Los Poblanos

Mixiotes: Chicken, potatoes and cactus steamed in a bag with adobo and herbs. (Elizabeth Keyser photo / September 18, 2013)

Chef Ramon is making mole poblano. It's after lunchtime at Los Poblanos and Ramon is sautéing batches of whole almonds, julienned onions, whole cloves of garlic, and spices. To his right is a bowl filled with the first batch of the toasted, glistening mélange. He breaks two deep fried tortillas into the bowl. Next, he'll toast three kinds of chiles, pasilla, ancho and mulato, and blend them into a paste. He will create a thick, dark red sauce redolent of smoky chiles, sweet raisins, with hints of clove, coriander, cumin, cinnamon and chocolate.

Mole poblano is one of the most famous dishes of Puebla, considered the gastronomic center of Mexico. People from Puebla are called "Poblanos." Los Poblanos, which opened about six months ago in a dingy strip mall in Norwalk, specializes in the food of this region, and from the first moment I discovered this little place, I've been a devoted fan of this former luncheonette. Juan Bautista is the chef-owner. He told me they're making "the real Mexican cooking" and they "take the time to make it very good." He and Ramon have worked in many of Fairfield County's well-known restaurants, and the food at Los Poblanos is served with touches one associates with higher-end restaurants. The plates are heated. Finely minced herbs decorate the rim.

Of course Los Poblanos makes all the Mexican standards, flautas, fajitas, quesadillas, tostadas, enchiladas, burritos, huraches, and nachos. But you'll find dishes here you don't find in most Mexican restaurants. While you're perusing the menu, house-fried tortilla chips and bowls of two outstanding salsas are brought to the table. The smooth green salsa is made with avocado. The orange salsa has a habanero kick. I couldn't pick a favorite.

Red chile pozole, hominy soup in homemade chicken broth infused with chile, has layers of flavor. It's chock full of meat (chicken or pork) and hominy. The pale hominy, dried corn resuscitated and hulled by soaking in an alkaline solution, are soft and plump. Mushroom soup is served bubbling in a hot clay bowl. The red-chili-chicken broth is thick with sautéed mushrooms, meaty green poblano peppers and cubes of potato.

The colorful chalk board lists the daily specials. I ask Juan or Ramon, "What's good today?" The answer might be the chiles rellenos, filled with soft queso fresco, lightly battered, fried and draped in a slightly spicy tomato sauce. If tamarind ribs are on the menu, try them. Glossy, sweet, sour, spicy and fruity sauce covers tender pork ribs. Portions are big, and often served with fluffy Mexican rice, tender, homemade beans, and warm tortillas.

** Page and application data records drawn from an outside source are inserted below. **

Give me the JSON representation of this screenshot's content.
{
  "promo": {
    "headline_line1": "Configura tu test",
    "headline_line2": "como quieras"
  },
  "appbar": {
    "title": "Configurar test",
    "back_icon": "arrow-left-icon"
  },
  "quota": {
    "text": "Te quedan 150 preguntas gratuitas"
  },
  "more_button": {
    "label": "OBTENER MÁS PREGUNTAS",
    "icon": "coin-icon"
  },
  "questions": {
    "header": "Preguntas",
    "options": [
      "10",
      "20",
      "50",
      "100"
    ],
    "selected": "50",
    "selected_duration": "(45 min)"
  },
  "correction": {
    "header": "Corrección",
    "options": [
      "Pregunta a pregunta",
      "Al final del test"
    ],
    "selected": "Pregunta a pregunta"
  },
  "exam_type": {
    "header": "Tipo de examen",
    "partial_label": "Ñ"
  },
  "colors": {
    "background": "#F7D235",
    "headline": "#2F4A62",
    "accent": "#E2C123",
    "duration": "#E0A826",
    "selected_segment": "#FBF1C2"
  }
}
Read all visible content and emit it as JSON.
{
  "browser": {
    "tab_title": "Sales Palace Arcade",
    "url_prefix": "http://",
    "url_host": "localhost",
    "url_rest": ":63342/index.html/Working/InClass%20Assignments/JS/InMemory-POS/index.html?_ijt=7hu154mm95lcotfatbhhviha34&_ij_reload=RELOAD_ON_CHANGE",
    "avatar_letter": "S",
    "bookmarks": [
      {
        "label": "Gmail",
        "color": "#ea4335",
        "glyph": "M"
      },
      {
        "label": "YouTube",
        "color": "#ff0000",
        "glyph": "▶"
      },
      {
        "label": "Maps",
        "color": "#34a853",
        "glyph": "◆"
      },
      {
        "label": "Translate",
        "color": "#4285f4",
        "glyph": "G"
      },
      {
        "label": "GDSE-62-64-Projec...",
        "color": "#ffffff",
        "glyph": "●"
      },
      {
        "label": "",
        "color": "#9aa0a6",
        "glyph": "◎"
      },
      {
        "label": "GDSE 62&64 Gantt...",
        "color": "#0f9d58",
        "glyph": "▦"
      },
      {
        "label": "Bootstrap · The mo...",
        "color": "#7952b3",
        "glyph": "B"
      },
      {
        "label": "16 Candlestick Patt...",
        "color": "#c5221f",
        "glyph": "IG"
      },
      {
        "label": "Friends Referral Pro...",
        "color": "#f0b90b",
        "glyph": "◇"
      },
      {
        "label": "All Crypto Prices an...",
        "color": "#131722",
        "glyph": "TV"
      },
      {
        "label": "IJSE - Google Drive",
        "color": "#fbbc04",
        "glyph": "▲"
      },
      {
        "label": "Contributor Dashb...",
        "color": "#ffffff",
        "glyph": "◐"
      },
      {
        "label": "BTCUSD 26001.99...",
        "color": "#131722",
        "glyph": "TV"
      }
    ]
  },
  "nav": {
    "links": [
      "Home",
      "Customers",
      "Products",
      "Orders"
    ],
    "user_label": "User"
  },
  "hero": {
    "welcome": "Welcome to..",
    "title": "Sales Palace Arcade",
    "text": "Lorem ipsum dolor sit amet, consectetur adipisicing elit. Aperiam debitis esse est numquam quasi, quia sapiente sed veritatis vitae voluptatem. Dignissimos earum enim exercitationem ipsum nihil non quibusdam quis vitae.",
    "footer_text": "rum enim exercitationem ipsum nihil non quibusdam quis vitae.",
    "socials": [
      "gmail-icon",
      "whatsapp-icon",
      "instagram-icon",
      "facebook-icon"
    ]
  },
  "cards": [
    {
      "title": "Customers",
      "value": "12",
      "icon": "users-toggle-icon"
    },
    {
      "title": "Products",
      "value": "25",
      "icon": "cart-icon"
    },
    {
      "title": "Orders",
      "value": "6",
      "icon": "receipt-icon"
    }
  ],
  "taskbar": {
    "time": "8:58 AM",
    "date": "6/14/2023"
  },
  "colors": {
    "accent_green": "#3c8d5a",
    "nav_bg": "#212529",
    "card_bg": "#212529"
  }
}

Tacos al pastor are excellent — warm corn tortillas heaped with tender pieces of pork shoulder, habanero-orange in color, and sweet and juicy with pineapple. Minced raw onions and cilantro add bite and freshness.

On the specials board one day was mixiotes. The service is dramatic. The chicken, covered in adobo, and steamed in a plastic bag with herbs, including plantain leaves and hoja santa (holy leaf), cactus and potatoes. At the table, the bag is untied, and the contents poured onto the plate. The cinnamon scented chicken is eaten between pieces of warm tortilla, topped with the avocado salsa.

This dish needs to come with a warning for the American diner. It's not easy to eat. On the day I tried it, the chicken pieces, on the bone, required some work with the knife and fork. And, I did extract a few errand fragments of chicken bone from my mouth. So, if you try the mixiotes, eat carefully. Don't wolf it down.

Juan told me that mixiotes is a very old recipe, and the meat was traditionally wrapped in agave leaves stripped of their outer green skin to reveal a white interior, which Juan says "is like plastic." Sometimes avocado leaves are used. The wrapped meat (originally, goat) and spices are cooked in a pit barbecue. It's often served at weddings.

The only other warning is Los Poblanos doesn't have many seats, just three booths and a couple tables for two. Word's out on how good this place is, so if you don't want to wait in line, try it on an off-hour. There's extra parking in the back. And they do catering and delivery.

Los Poblanos opens at 7 a.m. (except Sundays, when they open at 9 a.m.) and serves breakfast, lunch and dinner. Chilaquiles is a beloved breakfast dish of strips of fried tortillas, topped with beans, salsa and cheese. You can add eggs or chorizo. Anyone who loves eating salsa, chiles and avocados with their eggs might find it difficult to choose from the nine hearty egg dishes. (They serve American bacon-egg-cheese sandwiches too.)

Los Poblanos is BYOB, but Juan's working on getting a liquor license. He expects to have it in about a month. It will be wine and beer only. Tequila and mixed drinks is not a direction he wants to go in. "I am interested in the food," he says.


Los Poblanos

212 Westport Ave., Norwalk, (203) 286-8482,